American businessman settles hacking case in UK against law firm
A U.S. aviation executive who says he was targeted in a hack-and-leak smear campaign has reached a settlement in the United Kingdom with the law firm that allegedly facilitated the hacks.
The approximately $3.8 million settlement with the law firm Dechert concludes one part of a long-running legal battle, but litigation in the U.S. is ongoing.
The case of Farhad Azima, a Kansas City-based Iranian-American businessman, has provided a window into the shady world of the global hack-for-hire industry. In 2020, a British court ruled that he was liable for cheating an investment fund called RAKIA in the emirate of Ras Al Khaimah Azima. Much of the evidence relied on material that Azima insisted could only have been accessed fraudulently.
That argument was bolstered when he was contacted by Reuters, which had analyzed a leaked database of emails accessed by Indian hackers and found material connected to Azima throughout. Azima’s legal team reportedly found more than 700 malicious emails in his inbox, as well as those of people connected to him.
According to bank records submitted by Azima’s team, a private investigator working for RAKIA’s law firm Dechert paid the hackers more than $1 million. Azima then filed a counterclaim against RAKIA in the U.K., adding both Dechert and the firm’s ex-partner Neil Gerrard to the claim.
His legal team contends Gerrard and the firm hired the Indian hacking companies CyberRoot and BellTroX to access the files and then to use the stolen information in disparaging posts online.

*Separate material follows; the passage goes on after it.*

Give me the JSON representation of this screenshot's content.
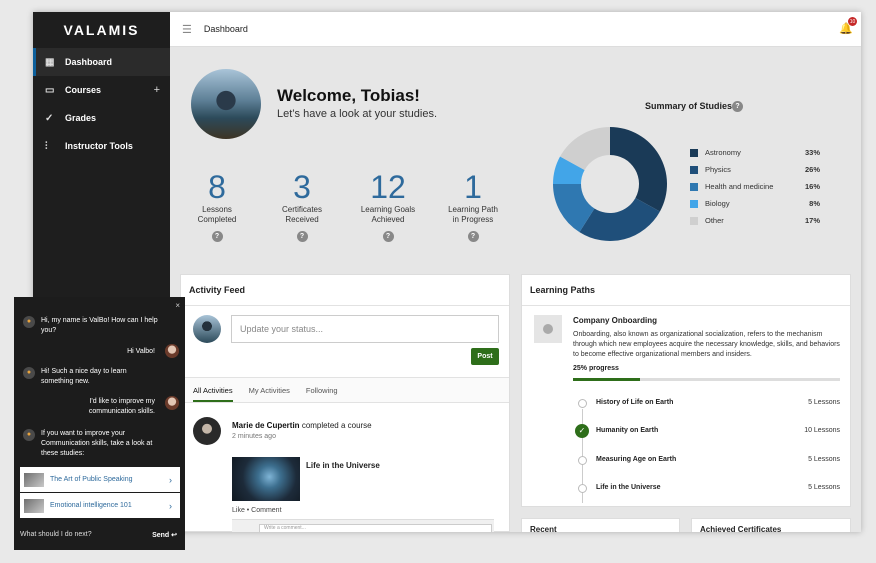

A Dechert spokesperson told media the law firm had settled "without any admission of liability in order to bring about a commercial resolution."
A spokesperson for Azima alleged in a statement that “Dechert and its partners played a leadership role in hacking Azima and others.”
“While this substantial payment resolves Azima’s limited claim in the UK, Azima will continue to pursue the significant claims he has brought against Dechert and others based on their conduct against him in the US and the damages they caused him there,” they said.
has worked as a journalist around the world, including in Lebanon and in Cambodia, where he was Deputy Managing Editor of The Phnom Penh Post. He is also a radio and podcast producer for outlets like Snap Judgment.